■ THE TASK ■
From the records below, find each line with the string "youtube" and copy it.

:: EXERCISE MATERIAL

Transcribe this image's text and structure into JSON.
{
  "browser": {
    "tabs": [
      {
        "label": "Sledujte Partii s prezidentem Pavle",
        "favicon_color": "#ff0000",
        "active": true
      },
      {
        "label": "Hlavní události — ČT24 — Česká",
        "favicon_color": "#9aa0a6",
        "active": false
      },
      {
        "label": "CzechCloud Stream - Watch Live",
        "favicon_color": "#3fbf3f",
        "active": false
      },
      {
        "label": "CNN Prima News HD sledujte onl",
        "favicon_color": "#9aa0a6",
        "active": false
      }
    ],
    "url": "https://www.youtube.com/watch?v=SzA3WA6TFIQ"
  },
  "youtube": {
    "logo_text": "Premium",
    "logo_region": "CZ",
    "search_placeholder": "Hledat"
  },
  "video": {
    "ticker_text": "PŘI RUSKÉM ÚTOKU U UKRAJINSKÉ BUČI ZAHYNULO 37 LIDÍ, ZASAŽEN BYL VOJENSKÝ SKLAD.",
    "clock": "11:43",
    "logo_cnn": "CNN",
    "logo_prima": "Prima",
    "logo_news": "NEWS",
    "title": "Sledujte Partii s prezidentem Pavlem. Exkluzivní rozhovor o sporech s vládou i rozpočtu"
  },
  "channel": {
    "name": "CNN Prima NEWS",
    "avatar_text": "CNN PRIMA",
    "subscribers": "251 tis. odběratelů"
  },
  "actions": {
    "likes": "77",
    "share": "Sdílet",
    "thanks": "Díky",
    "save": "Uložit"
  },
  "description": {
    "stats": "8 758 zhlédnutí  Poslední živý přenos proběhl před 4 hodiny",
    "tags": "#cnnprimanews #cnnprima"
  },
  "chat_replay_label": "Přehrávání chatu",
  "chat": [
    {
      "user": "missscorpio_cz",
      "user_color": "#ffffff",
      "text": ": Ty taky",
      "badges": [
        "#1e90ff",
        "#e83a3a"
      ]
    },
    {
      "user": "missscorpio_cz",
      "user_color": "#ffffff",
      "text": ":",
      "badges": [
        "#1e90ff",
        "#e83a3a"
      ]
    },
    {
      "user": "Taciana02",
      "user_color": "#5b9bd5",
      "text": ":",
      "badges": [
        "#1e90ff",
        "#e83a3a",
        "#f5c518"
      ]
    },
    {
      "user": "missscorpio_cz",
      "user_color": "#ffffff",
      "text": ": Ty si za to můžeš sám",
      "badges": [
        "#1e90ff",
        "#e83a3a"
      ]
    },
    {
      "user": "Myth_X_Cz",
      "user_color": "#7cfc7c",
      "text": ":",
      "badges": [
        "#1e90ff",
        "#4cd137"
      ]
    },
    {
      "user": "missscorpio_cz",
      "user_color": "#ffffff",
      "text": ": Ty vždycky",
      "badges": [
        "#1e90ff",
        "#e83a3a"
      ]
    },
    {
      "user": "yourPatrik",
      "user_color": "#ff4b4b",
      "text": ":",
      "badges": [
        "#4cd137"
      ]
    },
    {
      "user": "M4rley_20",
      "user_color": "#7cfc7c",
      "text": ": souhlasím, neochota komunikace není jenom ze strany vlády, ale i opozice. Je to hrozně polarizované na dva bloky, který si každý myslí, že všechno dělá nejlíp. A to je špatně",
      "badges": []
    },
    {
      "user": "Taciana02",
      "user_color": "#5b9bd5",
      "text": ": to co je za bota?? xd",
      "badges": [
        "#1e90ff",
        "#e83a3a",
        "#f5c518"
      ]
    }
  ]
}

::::

■ SOLUTION TO THE PROBLEM ■
    "url": "https://www.youtube.com/watch?v=SzA3WA6TFIQ"
  "youtube": {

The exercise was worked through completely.